Tamco Professional Coating Services, Inc. (Tamco) has agreed to pay a foreperson $90,000 to settle a lawsuit brought by the U.S. Equal Employment Opportunity Commission (EEOC), the agency announced today. Tamco, which is based in Houma, Louisiana, performs sandblasting, painting, soda blasting, pressure washing, water blasting, cleaning, coating, and minor fabrication and repair services. The lawsuit was resolved through a consent decree, which U.S. District Judge Greg Guidry approved on July 26, 2019.
The EEOC's suit alleged that Tamco told the foreperson that its insurance costs would increase because of the foreperson's hearing loss and that, soon after, Tamco fired the foreperson. According to the lawsuit, Tamco discharged the employee without following its own progressive discipline process.

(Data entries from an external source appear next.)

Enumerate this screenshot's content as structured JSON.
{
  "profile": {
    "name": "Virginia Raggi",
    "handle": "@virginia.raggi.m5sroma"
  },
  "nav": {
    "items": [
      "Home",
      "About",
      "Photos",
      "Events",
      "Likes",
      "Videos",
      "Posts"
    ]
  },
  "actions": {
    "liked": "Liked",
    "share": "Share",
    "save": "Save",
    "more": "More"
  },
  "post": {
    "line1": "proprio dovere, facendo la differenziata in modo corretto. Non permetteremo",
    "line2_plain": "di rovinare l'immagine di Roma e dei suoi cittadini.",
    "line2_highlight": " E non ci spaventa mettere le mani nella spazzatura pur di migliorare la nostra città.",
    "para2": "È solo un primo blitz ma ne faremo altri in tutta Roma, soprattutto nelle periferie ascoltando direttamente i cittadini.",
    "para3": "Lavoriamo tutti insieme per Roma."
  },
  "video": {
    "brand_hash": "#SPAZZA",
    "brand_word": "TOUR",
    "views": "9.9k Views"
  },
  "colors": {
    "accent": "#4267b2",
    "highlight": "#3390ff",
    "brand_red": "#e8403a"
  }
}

This alleged conduct is in violation of the Americans with Disabilities Act (ADA), which makes it unlawful for an employer to fire an employee because of disability.
Senior living solutions giant, Brookdale Senior Living, Inc., violated federal law by refusing to hire an Indianapolis applicant because of a disability, the U.S. Equal Employment Opportunity Commission (EEOC) charged in a lawsuit filed today.
According to the EEOC's lawsuit, Brookdale offered an applicant a server position at its Brookdale Place at Fall Creek facility, pending medical testing and drug screening. Due to a disability, the applicant could only provide a urine sample via a stoma in her abdomen, which must be catheterized using a quick catheter. Brookdale denied the applicant's request for a reasonable accommodation, subjected her to extensive and invasive questioning about her disability and then rescinded their job offer.
Such alleged conduct violates the Americans with Disabilities Act (ADA) which prohibits rejecting a qualified applicant because of a disability or failing to consider reasonable accommodations for applicants with a disability.
Educational after-school camp Cooking Round the World (CRW) will pay $3,000 to a former employee and make substantial workplace changes to settle a disability discrimination lawsuit filed by the U.S. Equal Employment Opportunity Commission (EEOC), the federal agency announced today.
According to the EEOC's lawsuit, a chef educator employed by the camp received a positive test result for an inactive form of tuberculosis (TB) in March 2017. Although the employee provided a doctor's certification permitting her to work in a school environment and as a medical assistant, her employer insisted that she could not continue teaching young children. Instead, CRW offered her fewer hours for less pay working at a recruitment table passing out leaflets promoting its programs.
The Americans with Disabilities Act (ADA) prohibits employers from discriminating against employees based on a disability or a perceived disability. The EEOC filed suit (CIV# 4:18-cv-05880) in U.S. District Court for the Northern District of California after an investigation by EEOC Investigator Bryan Hoss and after first attempting to reach a pre-litigation settlement through its voluntary conciliation process.
Northwest Wireless Enterprises, LLC, a Bremerton, WA headquartered, independent retailer of T-Mobile products and services, violated federal law when it stopped accommodating a sales associate with a severe hearing impairment and instead fired her, the U.S. Equal Employment Opportunity Commission (EEOC) alleged in a lawsuit filed today.
According to EEOC's suit, the employee informed Northwest Wireless about her severe hearing impairment at the time she was hired at the company's Spanaway store in December 2017. However, in April 2018, a new store manager decided he was tired of repeating himself when communicating with her and openly expressed to other employees his desire to fire her. The employee alerted the company owner as well as the district manager in May 2018 that the new store manager wanted to fire her because of her disability. Neither took any action in response to her internal complaint of discrimination. Northwest Wireless fired her on June 29, 2018 for alleged attendance and performance issues without prior warning.
Nearly three decades after passage of the Americans with Disabilities Act and a quarter-century after a class action lawsuit was filed by the Eastern Paralyzed Veterans Association against New York City, a New York judge approved a plan July 23 to make all of the city’s sidewalk curbs accessible to wheelchair users within the next 15 years. This was necessary because, as The New York Times wrote in 2017, a federally mandated report “found that the majority of the city’s curb ramps are still not in compliance with federal requirements under the Americans with Disabilities Act, and that the city lacks even a comprehensive survey of all its corners or an adequate plan of action.”
New Yorkers might be wondering why a supposedly progressive city has stood in violation of federal civil rights law for decades – and why it must take another 15 years to retrofit a few feet of concrete at each street corner. An estimated 550,000 city residents have difficulty walking.
Employers working to evaluate reasonable accommodations now have additional online resources available. In its recent press release, the DOL has announced a new publicly available resource for employers and employees alike – a Workplace Accommodation Toolkit developed by its Office of Disability Employment Policy-sponsored Job Accommodation Network (JAN).